With that out of the way...
The basics of the boot process
First, you need to know how a bootloader works. When the system first starts up and the BIOS is in charge, it initializes all the devices necessary for boot. It then reads the CMOS to find out the correct device to boot from. It opens the first device, and reads the first 512 byte sector (where the MBR should be installed) into memory. Specifically, it transfers the first sector to physical address 0x7c00. If the last two bytes of the sector are 0x55aa, it considers it a valid bootsector, and executes it. At this point, the BIOS is out of the picture, and the MBR is executing. The MBR is far too small to boot most systems, so instead it boots the second stage of the bootloader. All it has to do is be able to locate and execute some data on the hard drive containing the rest of the bootloader. In this case, the core GRUB modules. At this point, GRUB is fully functional and does all its magic to load your kernel and start the operating system boot process. Now, how can malware hijack this?

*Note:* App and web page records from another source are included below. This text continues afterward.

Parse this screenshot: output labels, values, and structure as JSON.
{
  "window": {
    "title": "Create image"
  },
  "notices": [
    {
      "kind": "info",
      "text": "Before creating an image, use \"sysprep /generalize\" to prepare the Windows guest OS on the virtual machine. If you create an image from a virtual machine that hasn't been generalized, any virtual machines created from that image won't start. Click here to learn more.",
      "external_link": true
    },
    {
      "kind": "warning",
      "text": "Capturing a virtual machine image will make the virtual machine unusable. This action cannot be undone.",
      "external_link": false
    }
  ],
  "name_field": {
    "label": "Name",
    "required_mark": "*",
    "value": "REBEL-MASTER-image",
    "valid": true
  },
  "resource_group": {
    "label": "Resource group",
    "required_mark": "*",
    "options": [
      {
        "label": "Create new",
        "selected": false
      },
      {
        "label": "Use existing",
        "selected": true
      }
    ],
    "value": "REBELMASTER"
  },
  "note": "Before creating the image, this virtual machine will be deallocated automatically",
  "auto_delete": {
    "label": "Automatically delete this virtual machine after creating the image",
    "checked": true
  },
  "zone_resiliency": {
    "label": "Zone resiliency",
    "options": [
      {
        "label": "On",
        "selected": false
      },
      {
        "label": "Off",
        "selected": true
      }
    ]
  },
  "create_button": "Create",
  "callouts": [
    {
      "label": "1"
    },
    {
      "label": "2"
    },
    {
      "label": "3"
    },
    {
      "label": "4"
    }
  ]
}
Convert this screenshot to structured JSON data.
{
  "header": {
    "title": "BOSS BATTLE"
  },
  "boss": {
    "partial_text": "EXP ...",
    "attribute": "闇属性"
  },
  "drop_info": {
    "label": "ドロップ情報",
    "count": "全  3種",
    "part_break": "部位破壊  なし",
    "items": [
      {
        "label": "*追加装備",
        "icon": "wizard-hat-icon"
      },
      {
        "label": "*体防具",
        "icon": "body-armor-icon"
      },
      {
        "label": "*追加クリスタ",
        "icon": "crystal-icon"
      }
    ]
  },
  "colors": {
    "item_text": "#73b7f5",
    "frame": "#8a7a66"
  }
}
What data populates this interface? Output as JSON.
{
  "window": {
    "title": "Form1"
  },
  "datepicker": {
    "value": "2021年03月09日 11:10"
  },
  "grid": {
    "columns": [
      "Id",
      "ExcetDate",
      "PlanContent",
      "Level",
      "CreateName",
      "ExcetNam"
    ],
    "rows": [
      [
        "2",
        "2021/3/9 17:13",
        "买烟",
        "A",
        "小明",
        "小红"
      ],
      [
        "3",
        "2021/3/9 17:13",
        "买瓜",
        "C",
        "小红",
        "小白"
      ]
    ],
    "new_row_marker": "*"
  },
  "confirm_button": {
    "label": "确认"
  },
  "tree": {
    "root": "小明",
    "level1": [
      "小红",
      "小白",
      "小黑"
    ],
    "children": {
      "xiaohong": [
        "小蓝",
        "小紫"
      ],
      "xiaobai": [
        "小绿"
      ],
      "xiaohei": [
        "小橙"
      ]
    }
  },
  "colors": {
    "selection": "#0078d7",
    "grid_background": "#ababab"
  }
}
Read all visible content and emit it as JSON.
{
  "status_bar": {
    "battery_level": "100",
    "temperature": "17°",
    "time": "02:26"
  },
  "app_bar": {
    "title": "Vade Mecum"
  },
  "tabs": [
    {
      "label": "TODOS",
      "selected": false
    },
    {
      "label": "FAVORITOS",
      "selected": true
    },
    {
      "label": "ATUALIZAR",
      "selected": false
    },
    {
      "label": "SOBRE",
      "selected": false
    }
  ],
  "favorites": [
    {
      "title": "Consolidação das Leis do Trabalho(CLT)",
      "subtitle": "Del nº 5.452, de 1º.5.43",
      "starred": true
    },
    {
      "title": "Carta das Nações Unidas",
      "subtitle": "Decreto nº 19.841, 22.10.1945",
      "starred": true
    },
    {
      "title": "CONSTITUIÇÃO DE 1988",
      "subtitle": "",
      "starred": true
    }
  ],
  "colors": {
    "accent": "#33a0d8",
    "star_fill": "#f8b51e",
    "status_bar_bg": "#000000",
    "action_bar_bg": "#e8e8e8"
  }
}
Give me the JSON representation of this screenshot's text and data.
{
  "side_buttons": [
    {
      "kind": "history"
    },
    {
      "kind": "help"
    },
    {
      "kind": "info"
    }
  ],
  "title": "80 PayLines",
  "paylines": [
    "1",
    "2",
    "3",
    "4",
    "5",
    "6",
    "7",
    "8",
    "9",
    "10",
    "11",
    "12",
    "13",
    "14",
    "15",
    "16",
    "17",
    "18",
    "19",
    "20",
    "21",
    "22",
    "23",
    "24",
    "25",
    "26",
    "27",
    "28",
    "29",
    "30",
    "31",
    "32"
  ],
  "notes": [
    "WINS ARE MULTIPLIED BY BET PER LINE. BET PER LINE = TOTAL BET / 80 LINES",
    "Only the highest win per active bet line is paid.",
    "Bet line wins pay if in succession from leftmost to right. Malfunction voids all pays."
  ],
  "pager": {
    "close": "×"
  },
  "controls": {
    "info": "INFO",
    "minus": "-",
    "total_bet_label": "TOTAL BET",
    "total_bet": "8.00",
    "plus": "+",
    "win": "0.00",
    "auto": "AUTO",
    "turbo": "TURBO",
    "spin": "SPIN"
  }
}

Hijacking the process
If malware wants to modify your boot process to randomly make you boot with malicious code in play, it can do one of a few things. In order of increasing levels of sophistication and stealth:
It can modify the second stage bootloader or its configuration directly, so when it is executed, it changes its behavior at random, performing malicious actions during some boots.
It can modify the MBR at the first sector on the bootable drive to, at random, choose to load a different second stage bootloader. The different second stage would inject malicious code.
It could modify your BIOS so it loads a different, malicious MBR for some boots. This is more difficult to pull off, but it is possible. BIOS infections are quite rare.
It could modify the hard drive firmware to return malicious data in the first sector randomly. This would require a very high level of expertise, and is exceedingly rare (virtually unheard of).
The displayed symptoms
But here's the important question... Are the symptoms you are describing indicative of any of the above scenarios? Let's look at the symptoms as you described them, one by one:
Your bootloader counted down from 25 seconds, despite you having set the timeout lower.
Your Ubuntu installation occasionally has a blank screen after you log in, or randomly reboots.
It rebooted itself without you commanding it to do so when it loaded GRUB.
Are these symptoms of a bootkit? No. The first issue is most likely a configuration issue. Every update, your Ubuntu installation updates the GRUB configuration file. The configuration file is very complex and has a large number of conditional statements. It would not be surprising if your settings are occasionally overwritten. The second issue just sounds like a bug in Ubuntu. Perhaps a driver for your hardware is buggy. I had an old Ubuntu system that did something similar. An update fixed it. Your third issue sounds like a bug in GRUB, or perhaps a hardware fault. All you are experiencing is the bugginess of software. As bugs are still annoying, you could try reinstalling GRUB, or resetting the configuration. Perhaps look online to see if there are any known errata for your software. Check your system logs to see if it is reporting an application crashing that may lead to the blank screen. And, of course, make sure you are up to date, so you get all the latest bug fixes for your setup.
Malware wants to be stealthy. It doesn't want its presence to be found out. Malware that is good enough to hijack your boot process will be very stealthy, and won't give away its existence through something as tantalizingly simple as a spontaneous crash. So no, this is not malware.